* What is needed: Please copy every line of the data in which the string "kind" appears.

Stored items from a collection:
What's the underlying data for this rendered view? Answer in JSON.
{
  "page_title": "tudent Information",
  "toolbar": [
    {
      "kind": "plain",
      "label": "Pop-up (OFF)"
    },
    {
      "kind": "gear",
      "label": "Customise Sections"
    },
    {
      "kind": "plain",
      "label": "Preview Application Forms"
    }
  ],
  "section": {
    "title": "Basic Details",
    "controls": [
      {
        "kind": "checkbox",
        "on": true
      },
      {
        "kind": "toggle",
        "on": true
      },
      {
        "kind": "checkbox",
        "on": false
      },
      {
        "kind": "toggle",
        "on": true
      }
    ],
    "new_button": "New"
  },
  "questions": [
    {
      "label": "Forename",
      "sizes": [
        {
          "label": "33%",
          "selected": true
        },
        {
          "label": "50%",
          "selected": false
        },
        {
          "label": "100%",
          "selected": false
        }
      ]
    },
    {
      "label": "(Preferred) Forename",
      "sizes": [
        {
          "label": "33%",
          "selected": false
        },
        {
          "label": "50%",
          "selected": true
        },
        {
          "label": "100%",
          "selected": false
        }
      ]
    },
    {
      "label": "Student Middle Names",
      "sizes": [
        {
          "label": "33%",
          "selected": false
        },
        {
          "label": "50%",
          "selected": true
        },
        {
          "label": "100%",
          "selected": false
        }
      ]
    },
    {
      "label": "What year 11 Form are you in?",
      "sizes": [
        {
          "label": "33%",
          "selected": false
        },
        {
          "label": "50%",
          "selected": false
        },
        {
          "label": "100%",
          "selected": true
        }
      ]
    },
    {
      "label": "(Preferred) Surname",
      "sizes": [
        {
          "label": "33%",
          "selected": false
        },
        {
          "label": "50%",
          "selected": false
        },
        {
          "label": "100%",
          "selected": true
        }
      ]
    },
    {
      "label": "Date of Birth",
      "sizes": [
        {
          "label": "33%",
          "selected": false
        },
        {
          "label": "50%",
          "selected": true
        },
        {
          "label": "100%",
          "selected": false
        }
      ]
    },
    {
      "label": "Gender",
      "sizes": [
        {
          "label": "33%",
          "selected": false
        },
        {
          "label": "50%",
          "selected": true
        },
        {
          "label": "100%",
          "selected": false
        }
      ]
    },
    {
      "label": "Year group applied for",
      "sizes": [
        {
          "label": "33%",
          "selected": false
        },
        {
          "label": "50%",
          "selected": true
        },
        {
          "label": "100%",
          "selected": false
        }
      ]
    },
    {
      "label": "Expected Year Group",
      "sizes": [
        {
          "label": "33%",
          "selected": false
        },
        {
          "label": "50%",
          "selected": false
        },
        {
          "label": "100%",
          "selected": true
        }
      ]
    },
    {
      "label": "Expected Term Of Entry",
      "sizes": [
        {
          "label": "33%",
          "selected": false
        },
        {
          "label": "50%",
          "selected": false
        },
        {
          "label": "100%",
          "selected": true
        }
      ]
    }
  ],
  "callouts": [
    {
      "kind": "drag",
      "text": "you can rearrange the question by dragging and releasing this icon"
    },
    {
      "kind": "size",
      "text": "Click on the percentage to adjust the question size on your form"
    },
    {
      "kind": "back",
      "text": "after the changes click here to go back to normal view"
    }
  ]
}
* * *
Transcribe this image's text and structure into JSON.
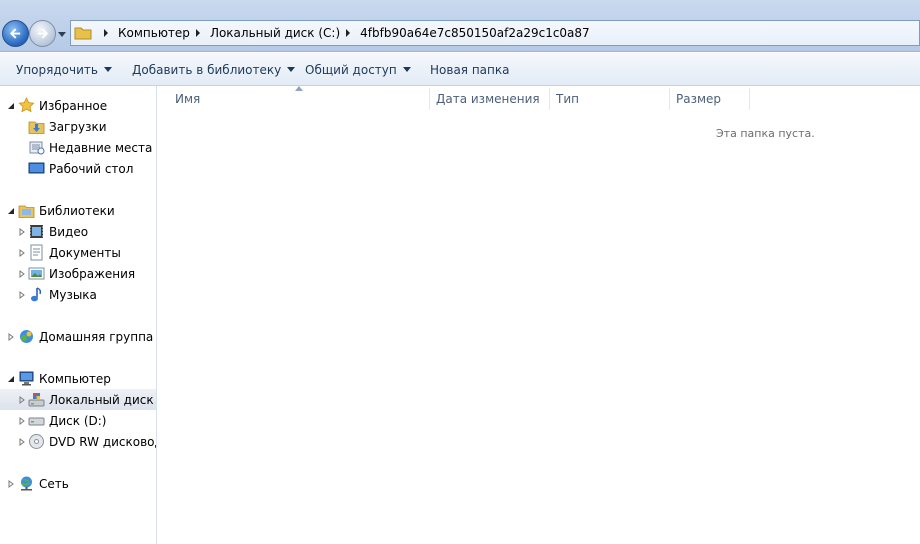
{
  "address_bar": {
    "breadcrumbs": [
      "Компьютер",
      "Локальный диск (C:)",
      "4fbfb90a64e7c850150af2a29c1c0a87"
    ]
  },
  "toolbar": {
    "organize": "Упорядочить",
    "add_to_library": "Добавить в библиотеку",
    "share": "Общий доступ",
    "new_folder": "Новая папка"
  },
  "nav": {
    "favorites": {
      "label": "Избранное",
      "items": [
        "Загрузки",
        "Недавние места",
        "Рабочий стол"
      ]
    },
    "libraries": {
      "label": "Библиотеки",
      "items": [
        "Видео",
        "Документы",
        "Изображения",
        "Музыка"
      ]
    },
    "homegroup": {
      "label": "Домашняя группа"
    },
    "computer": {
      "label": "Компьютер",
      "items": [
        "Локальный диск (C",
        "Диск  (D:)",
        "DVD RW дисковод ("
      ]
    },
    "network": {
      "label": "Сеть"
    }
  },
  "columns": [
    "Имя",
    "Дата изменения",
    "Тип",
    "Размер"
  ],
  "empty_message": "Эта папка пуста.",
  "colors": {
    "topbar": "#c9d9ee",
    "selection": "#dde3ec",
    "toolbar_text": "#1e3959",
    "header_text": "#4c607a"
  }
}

* Answer:
      "kind": "plain",
      "kind": "gear",
      "kind": "plain",
        "kind": "checkbox",
        "kind": "toggle",
        "kind": "checkbox",
        "kind": "toggle",
      "kind": "drag",
      "kind": "size",
      "kind": "back",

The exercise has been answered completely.